Dataset entries
---
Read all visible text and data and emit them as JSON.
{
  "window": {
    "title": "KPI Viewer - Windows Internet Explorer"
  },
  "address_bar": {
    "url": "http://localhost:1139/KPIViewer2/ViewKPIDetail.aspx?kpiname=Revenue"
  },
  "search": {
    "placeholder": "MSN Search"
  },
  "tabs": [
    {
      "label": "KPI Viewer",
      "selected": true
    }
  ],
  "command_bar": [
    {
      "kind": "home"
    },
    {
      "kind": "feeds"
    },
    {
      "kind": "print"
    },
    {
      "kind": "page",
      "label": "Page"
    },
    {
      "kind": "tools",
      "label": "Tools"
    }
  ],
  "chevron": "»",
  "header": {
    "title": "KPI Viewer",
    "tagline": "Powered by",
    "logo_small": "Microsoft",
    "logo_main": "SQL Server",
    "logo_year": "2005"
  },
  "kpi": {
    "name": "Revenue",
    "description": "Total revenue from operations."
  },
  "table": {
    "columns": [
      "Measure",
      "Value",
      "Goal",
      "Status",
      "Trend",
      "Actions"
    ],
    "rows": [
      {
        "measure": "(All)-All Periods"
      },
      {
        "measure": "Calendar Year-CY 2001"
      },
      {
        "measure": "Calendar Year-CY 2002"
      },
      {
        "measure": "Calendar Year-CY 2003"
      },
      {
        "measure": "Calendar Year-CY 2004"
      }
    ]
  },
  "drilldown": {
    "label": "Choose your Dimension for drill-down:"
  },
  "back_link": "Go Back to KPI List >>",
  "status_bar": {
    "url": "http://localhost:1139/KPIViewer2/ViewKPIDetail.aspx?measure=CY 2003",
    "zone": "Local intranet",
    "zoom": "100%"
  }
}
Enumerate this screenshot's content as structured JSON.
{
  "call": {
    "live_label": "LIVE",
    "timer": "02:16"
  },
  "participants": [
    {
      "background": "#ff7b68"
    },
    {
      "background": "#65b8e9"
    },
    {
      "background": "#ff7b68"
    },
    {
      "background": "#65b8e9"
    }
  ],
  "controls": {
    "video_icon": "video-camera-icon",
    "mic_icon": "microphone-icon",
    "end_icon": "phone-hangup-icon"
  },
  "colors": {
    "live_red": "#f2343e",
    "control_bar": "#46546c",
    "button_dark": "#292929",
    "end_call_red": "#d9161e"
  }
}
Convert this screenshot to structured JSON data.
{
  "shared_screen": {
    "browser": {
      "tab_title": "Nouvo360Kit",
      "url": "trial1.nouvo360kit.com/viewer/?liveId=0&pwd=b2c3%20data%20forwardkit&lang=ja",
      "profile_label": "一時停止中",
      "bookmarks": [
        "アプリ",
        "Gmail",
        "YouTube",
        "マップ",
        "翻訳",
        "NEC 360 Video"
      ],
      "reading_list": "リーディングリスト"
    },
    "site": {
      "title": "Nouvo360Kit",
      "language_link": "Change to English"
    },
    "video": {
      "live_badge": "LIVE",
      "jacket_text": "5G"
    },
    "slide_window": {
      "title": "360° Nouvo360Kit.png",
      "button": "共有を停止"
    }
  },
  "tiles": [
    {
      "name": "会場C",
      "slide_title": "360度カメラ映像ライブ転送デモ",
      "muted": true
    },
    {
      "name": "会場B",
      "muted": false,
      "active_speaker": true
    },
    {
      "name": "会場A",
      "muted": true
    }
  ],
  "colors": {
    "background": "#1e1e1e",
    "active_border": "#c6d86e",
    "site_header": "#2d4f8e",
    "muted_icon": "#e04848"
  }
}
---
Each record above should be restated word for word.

Read all visible text and data and emit them as JSON.
{
  "window": {
    "title": "KPI Viewer - Windows Internet Explorer"
  },
  "address_bar": {
    "url": "http://localhost:1139/KPIViewer2/ViewKPIDetail.aspx?kpiname=Revenue"
  },
  "search": {
    "placeholder": "MSN Search"
  },
  "tabs": [
    {
      "label": "KPI Viewer",
      "selected": true
    }
  ],
  "command_bar": [
    {
      "kind": "home"
    },
    {
      "kind": "feeds"
    },
    {
      "kind": "print"
    },
    {
      "kind": "page",
      "label": "Page"
    },
    {
      "kind": "tools",
      "label": "Tools"
    }
  ],
  "chevron": "»",
  "header": {
    "title": "KPI Viewer",
    "tagline": "Powered by",
    "logo_small": "Microsoft",
    "logo_main": "SQL Server",
    "logo_year": "2005"
  },
  "kpi": {
    "name": "Revenue",
    "description": "Total revenue from operations."
  },
  "table": {
    "columns": [
      "Measure",
      "Value",
      "Goal",
      "Status",
      "Trend",
      "Actions"
    ],
    "rows": [
      {
        "measure": "(All)-All Periods"
      },
      {
        "measure": "Calendar Year-CY 2001"
      },
      {
        "measure": "Calendar Year-CY 2002"
      },
      {
        "measure": "Calendar Year-CY 2003"
      },
      {
        "measure": "Calendar Year-CY 2004"
      }
    ]
  },
  "drilldown": {
    "label": "Choose your Dimension for drill-down:"
  },
  "back_link": "Go Back to KPI List >>",
  "status_bar": {
    "url": "http://localhost:1139/KPIViewer2/ViewKPIDetail.aspx?measure=CY 2003",
    "zone": "Local intranet",
    "zoom": "100%"
  }
}
Enumerate this screenshot's content as structured JSON.
{
  "call": {
    "live_label": "LIVE",
    "timer": "02:16"
  },
  "participants": [
    {
      "background": "#ff7b68"
    },
    {
      "background": "#65b8e9"
    },
    {
      "background": "#ff7b68"
    },
    {
      "background": "#65b8e9"
    }
  ],
  "controls": {
    "video_icon": "video-camera-icon",
    "mic_icon": "microphone-icon",
    "end_icon": "phone-hangup-icon"
  },
  "colors": {
    "live_red": "#f2343e",
    "control_bar": "#46546c",
    "button_dark": "#292929",
    "end_call_red": "#d9161e"
  }
}
Convert this screenshot to structured JSON data.
{
  "shared_screen": {
    "browser": {
      "tab_title": "Nouvo360Kit",
      "url": "trial1.nouvo360kit.com/viewer/?liveId=0&pwd=b2c3%20data%20forwardkit&lang=ja",
      "profile_label": "一時停止中",
      "bookmarks": [
        "アプリ",
        "Gmail",
        "YouTube",
        "マップ",
        "翻訳",
        "NEC 360 Video"
      ],
      "reading_list": "リーディングリスト"
    },
    "site": {
      "title": "Nouvo360Kit",
      "language_link": "Change to English"
    },
    "video": {
      "live_badge": "LIVE",
      "jacket_text": "5G"
    },
    "slide_window": {
      "title": "360° Nouvo360Kit.png",
      "button": "共有を停止"
    }
  },
  "tiles": [
    {
      "name": "会場C",
      "slide_title": "360度カメラ映像ライブ転送デモ",
      "muted": true
    },
    {
      "name": "会場B",
      "muted": false,
      "active_speaker": true
    },
    {
      "name": "会場A",
      "muted": true
    }
  ],
  "colors": {
    "background": "#1e1e1e",
    "active_border": "#c6d86e",
    "site_header": "#2d4f8e",
    "muted_icon": "#e04848"
  }
}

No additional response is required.